* **Problem requirements**:
Below are entries; tally how many lines hold the string "content" and answer with only that figure.

--- Material provided Enclosed Below ---

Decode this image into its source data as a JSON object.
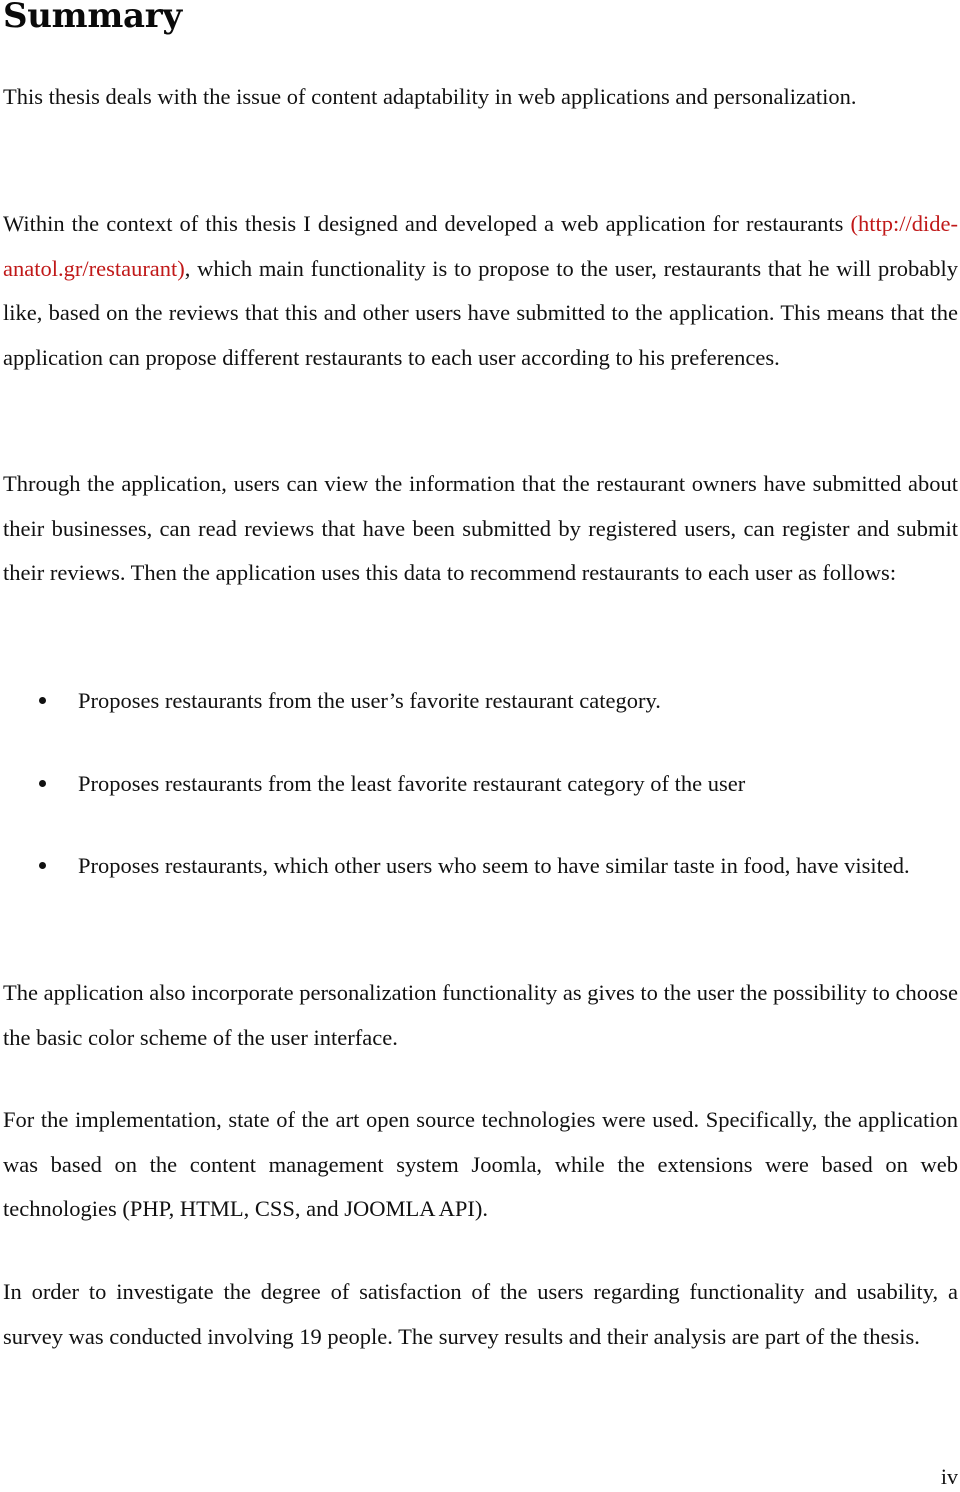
{
  "document": {
    "heading": "Summary",
    "paragraphs": {
      "p1": "This thesis deals with the issue of content adaptability in web applications and personalization.",
      "p2_before_link": "Within the context of this thesis I designed and developed a web application for restaurants ",
      "p2_link": "(http://dide-anatol.gr/restaurant)",
      "p2_after_link": ", which main functionality is to propose to the user, restaurants that he will probably like, based on the reviews that this and other users have submitted to the application. This means that the application can propose different restaurants to each user according to his preferences.",
      "p3": "Through the application, users can view the information that the restaurant owners have submitted about their businesses, can read reviews that have been submitted by registered users, can register and submit their reviews. Then the application uses this data to recommend restaurants to each user as follows:",
      "p4": "The application also incorporate personalization functionality as gives to the user the possibility to choose the basic color scheme of the user interface.",
      "p5": "For the implementation, state of the art open source technologies were used. Specifically, the application was based on the content management system Joomla, while the extensions were based on web technologies (PHP, HTML, CSS, and JOOMLA API).",
      "p6": "In order to investigate the degree of satisfaction of the users regarding functionality and usability, a survey was conducted involving 19 people. The survey results and their analysis are part of the thesis."
    },
    "bullets": [
      "Proposes restaurants from the user’s favorite restaurant category.",
      "Proposes restaurants from the least favorite restaurant category of the user",
      "Proposes restaurants, which other users who seem to have similar taste in food, have visited."
    ],
    "page_number": "iv",
    "colors": {
      "text": "#111111",
      "link": "#c01818",
      "background": "#ffffff"
    }
  }
}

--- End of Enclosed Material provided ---

* **Task response**:
2